Below are records; work out how many of their lines contain the word "title" and reply with the number only.

Data about app and page elements:
----

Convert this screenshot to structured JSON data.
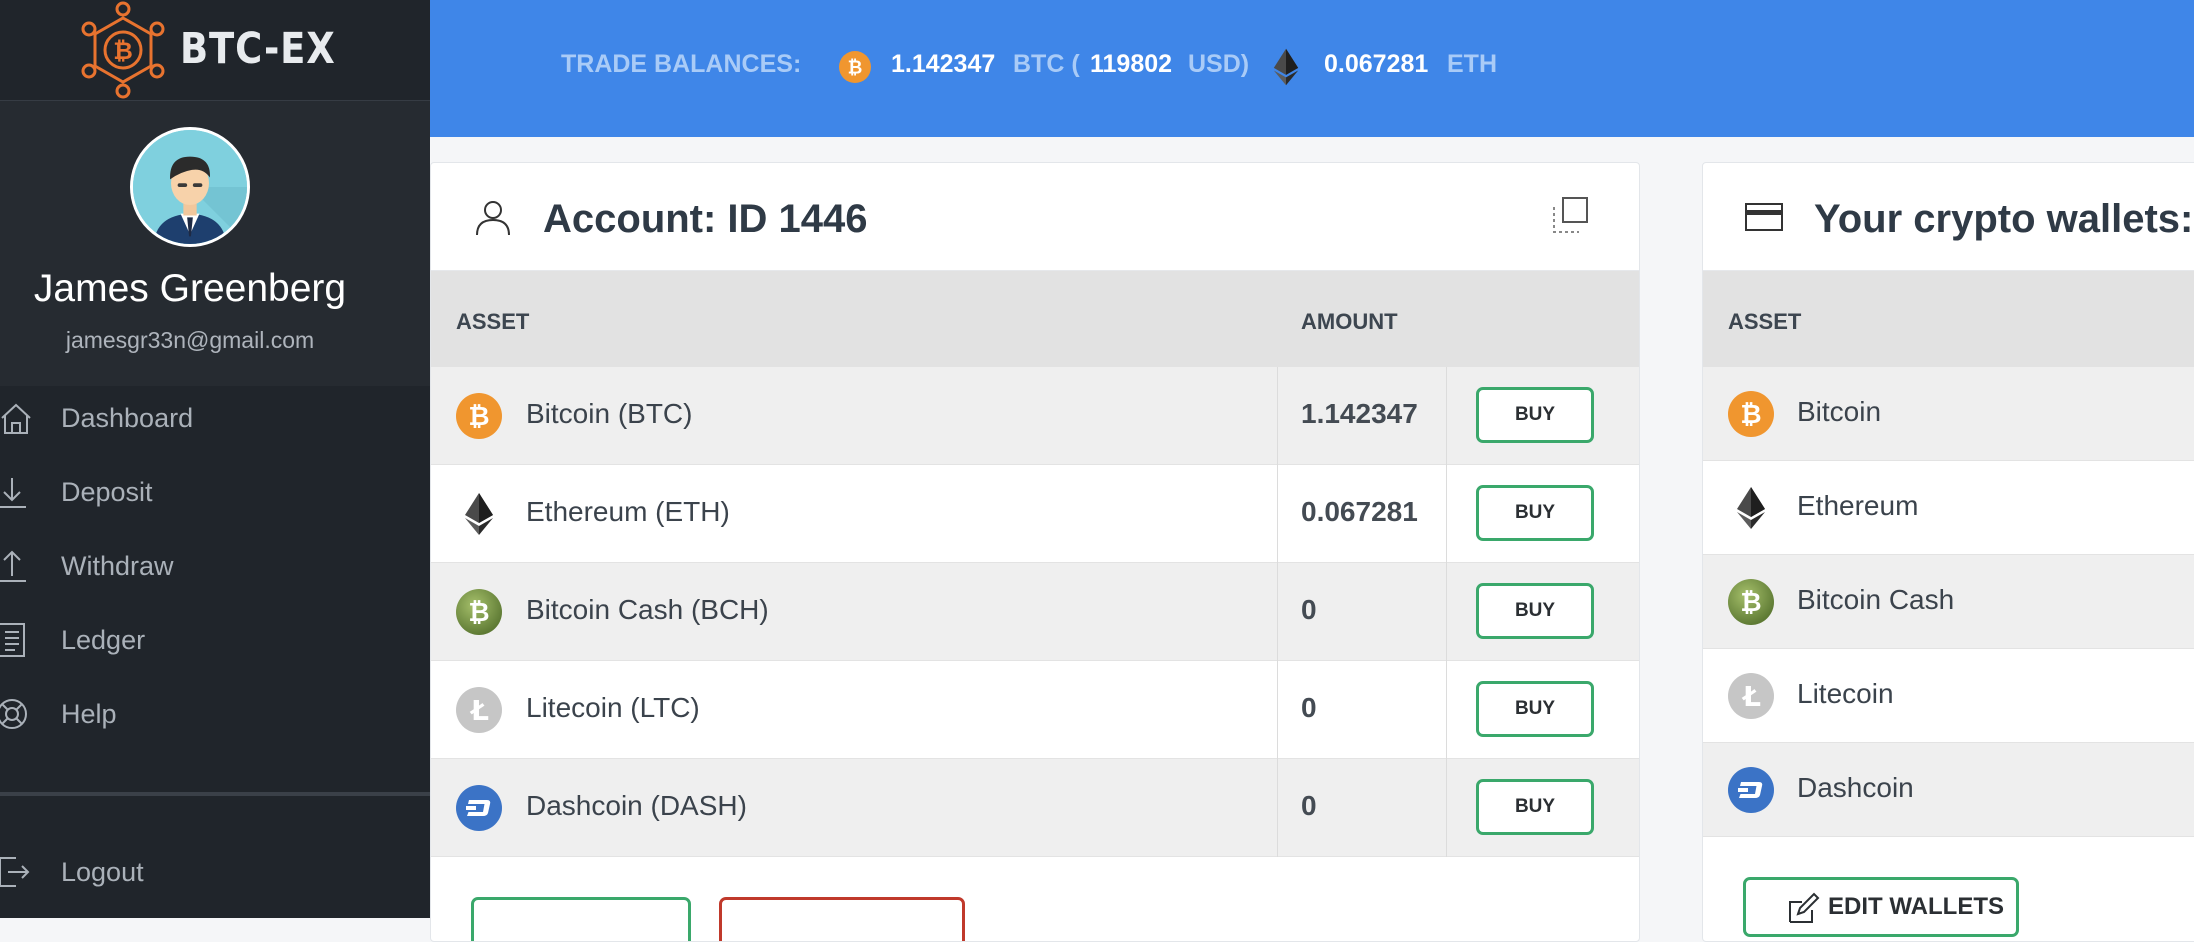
{
  "brand": {
    "name": "BTC-EX"
  },
  "user": {
    "name": "James Greenberg",
    "email": "jamesgr33n@gmail.com"
  },
  "nav": {
    "items": [
      {
        "label": "Dashboard",
        "icon": "home-icon"
      },
      {
        "label": "Deposit",
        "icon": "download-icon"
      },
      {
        "label": "Withdraw",
        "icon": "upload-icon"
      },
      {
        "label": "Ledger",
        "icon": "document-icon"
      },
      {
        "label": "Help",
        "icon": "lifebuoy-icon"
      }
    ],
    "logout": "Logout"
  },
  "balances": {
    "label": "TRADE BALANCES:",
    "btc_amount": "1.142347",
    "btc_unit": "BTC (",
    "usd_amount": "119802",
    "usd_unit": "USD)",
    "eth_amount": "0.067281",
    "eth_unit": "ETH"
  },
  "account": {
    "title": "Account: ID 1446",
    "col_asset": "ASSET",
    "col_amount": "AMOUNT",
    "buy_label": "BUY",
    "rows": [
      {
        "asset": "Bitcoin (BTC)",
        "amount": "1.142347",
        "icon": "bitcoin-icon"
      },
      {
        "asset": "Ethereum (ETH)",
        "amount": "0.067281",
        "icon": "ethereum-icon"
      },
      {
        "asset": "Bitcoin Cash (BCH)",
        "amount": "0",
        "icon": "bitcoin-cash-icon"
      },
      {
        "asset": "Litecoin (LTC)",
        "amount": "0",
        "icon": "litecoin-icon"
      },
      {
        "asset": "Dashcoin (DASH)",
        "amount": "0",
        "icon": "dash-icon"
      }
    ]
  },
  "wallets": {
    "title": "Your crypto wallets:",
    "col_asset": "ASSET",
    "edit_label": "EDIT WALLETS",
    "rows": [
      {
        "asset": "Bitcoin"
      },
      {
        "asset": "Ethereum"
      },
      {
        "asset": "Bitcoin Cash"
      },
      {
        "asset": "Litecoin"
      },
      {
        "asset": "Dashcoin"
      }
    ]
  },
  "colors": {
    "topbar": "#3f86e8",
    "sidebar": "#20252b",
    "buy_border": "#3aa86b",
    "withdraw_border": "#c0392b",
    "bitcoin": "#f0962f",
    "bitcoin_cash": "#7d9a4c",
    "litecoin": "#c6c6c6",
    "dash": "#3b73c6"
  }
}
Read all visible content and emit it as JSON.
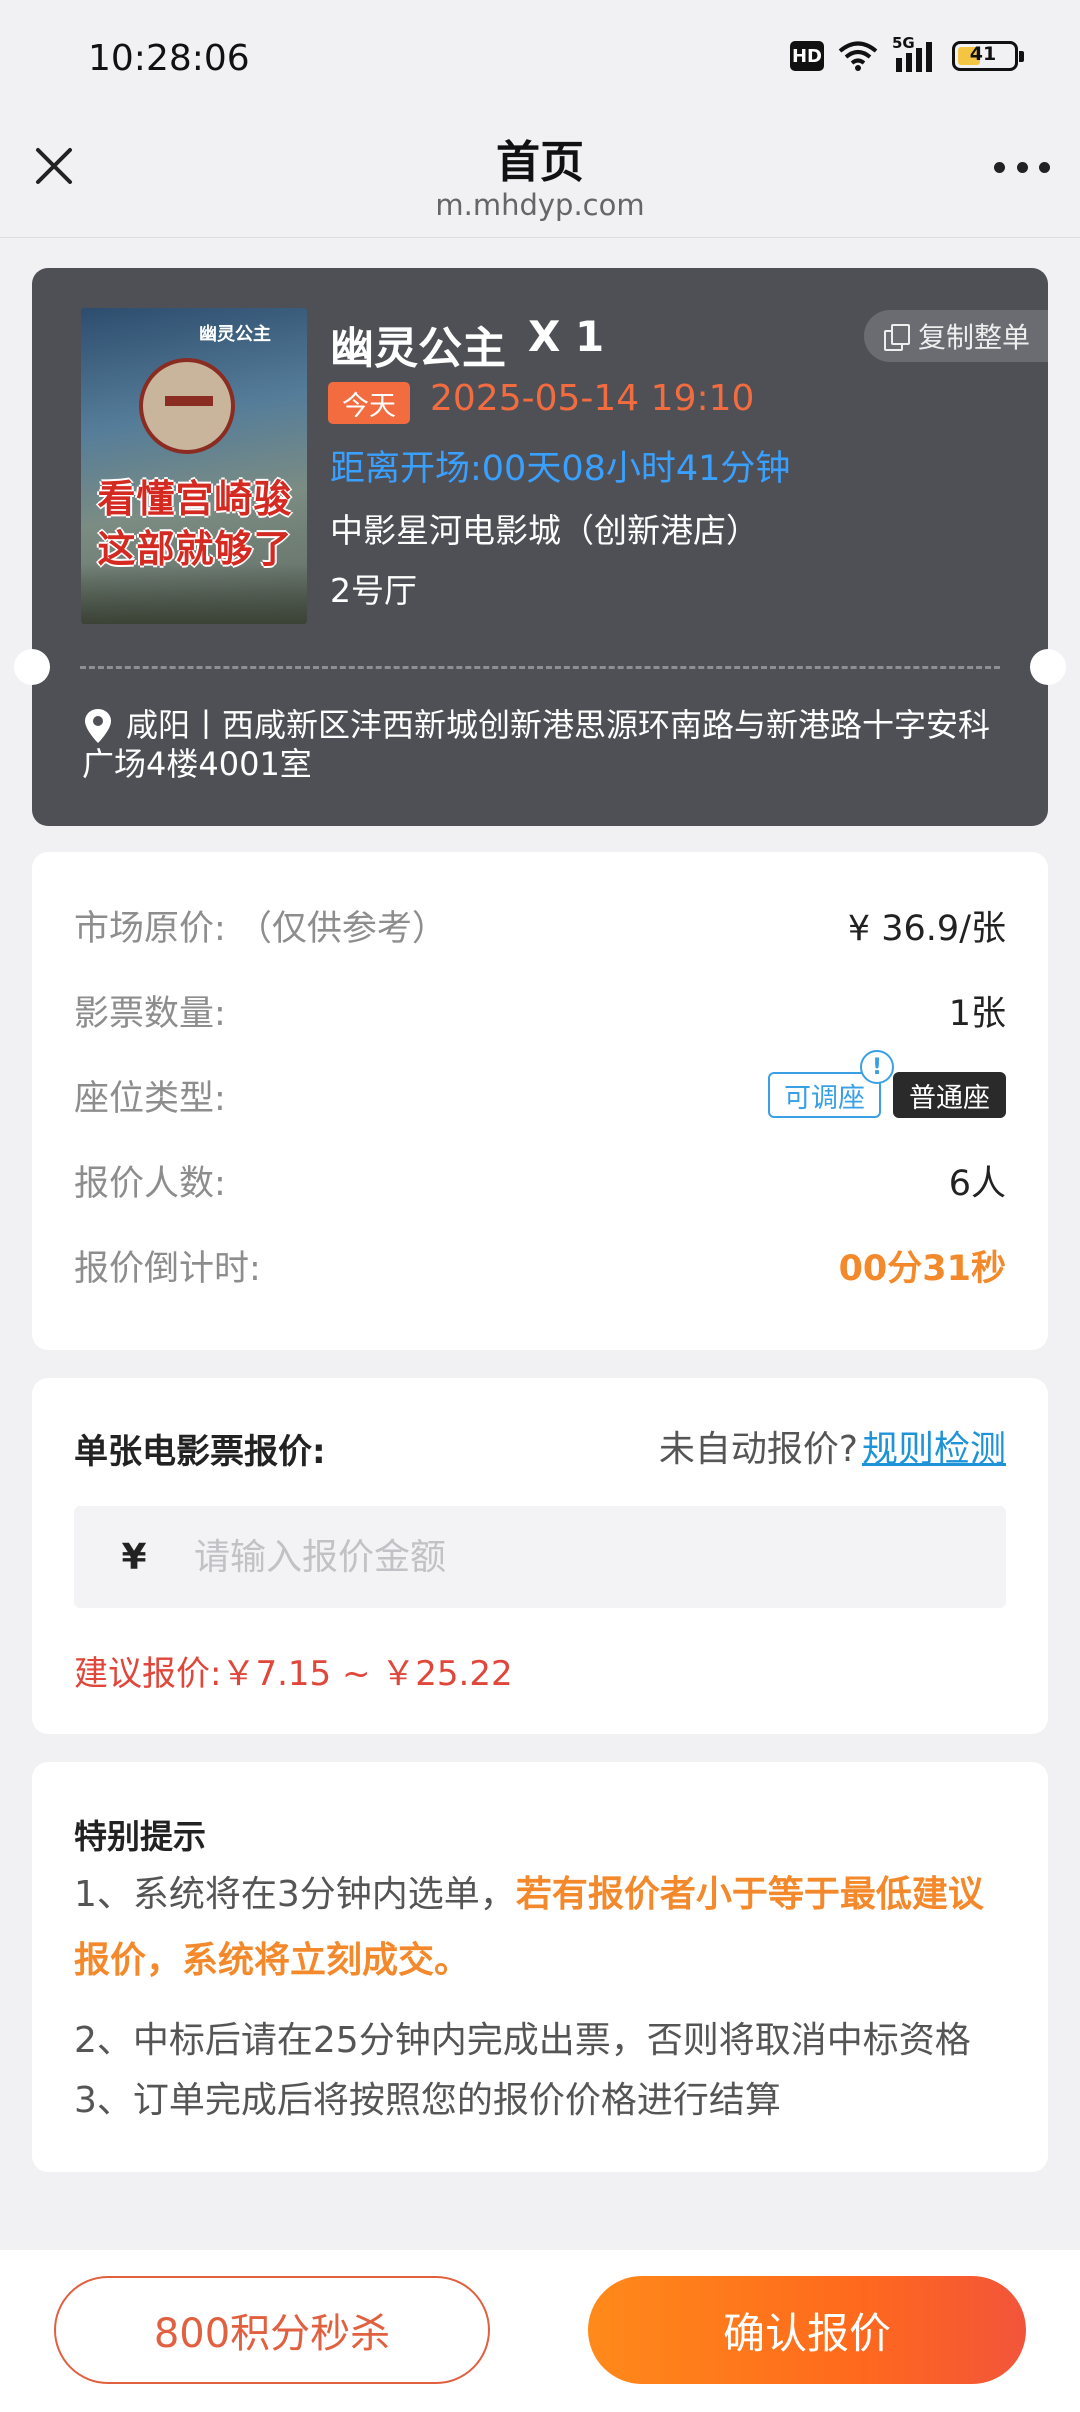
{
  "status_bar": {
    "time": "10:28:06",
    "hd": "HD",
    "network": "5G",
    "battery": "41"
  },
  "nav": {
    "title": "首页",
    "url": "m.mhdyp.com",
    "close_icon": "close-icon",
    "more_icon": "more-icon"
  },
  "movie": {
    "poster_text": {
      "logo": "幽灵公主",
      "line1": "看懂宫崎骏",
      "line2": "这部就够了"
    },
    "title": "幽灵公主",
    "quantity": "X 1",
    "copy_label": "复制整单",
    "today_badge": "今天",
    "showtime": "2025-05-14 19:10",
    "countdown": "距离开场:00天08小时41分钟",
    "cinema": "中影星河电影城（创新港店）",
    "hall": "2号厅",
    "address": "咸阳丨西咸新区沣西新城创新港思源环南路与新港路十字安科广场4楼4001室"
  },
  "info": {
    "rows": [
      {
        "label": "市场原价: （仅供参考）",
        "value": "¥ 36.9/张"
      },
      {
        "label": "影票数量:",
        "value": "1张"
      },
      {
        "label": "座位类型:",
        "value": ""
      },
      {
        "label": "报价人数:",
        "value": "6人"
      },
      {
        "label": "报价倒计时:",
        "value": "00分31秒"
      }
    ],
    "seat_tag_adjustable": "可调座",
    "seat_tag_normal": "普通座",
    "info_glyph": "!"
  },
  "bid": {
    "label": "单张电影票报价:",
    "no_auto": "未自动报价?",
    "rule_link": "规则检测",
    "currency": "¥",
    "placeholder": "请输入报价金额",
    "value": "",
    "suggest": "建议报价:￥7.15 ~ ￥25.22"
  },
  "notice": {
    "title": "特别提示",
    "line1_prefix": "1、系统将在3分钟内选单，",
    "line1_highlight": "若有报价者小于等于最低建议报价，系统将立刻成交。",
    "line2": "2、中标后请在25分钟内完成出票，否则将取消中标资格",
    "line3": "3、订单完成后将按照您的报价价格进行结算"
  },
  "actions": {
    "flash_sale": "800积分秒杀",
    "confirm": "确认报价"
  },
  "colors": {
    "accent_orange": "#f3892b",
    "badge_orange": "#f36c40",
    "link_blue": "#1f93d8",
    "countdown_blue": "#3aa0ff",
    "suggest_red": "#e0473a"
  }
}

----

• EXPECTED ANSWER: 5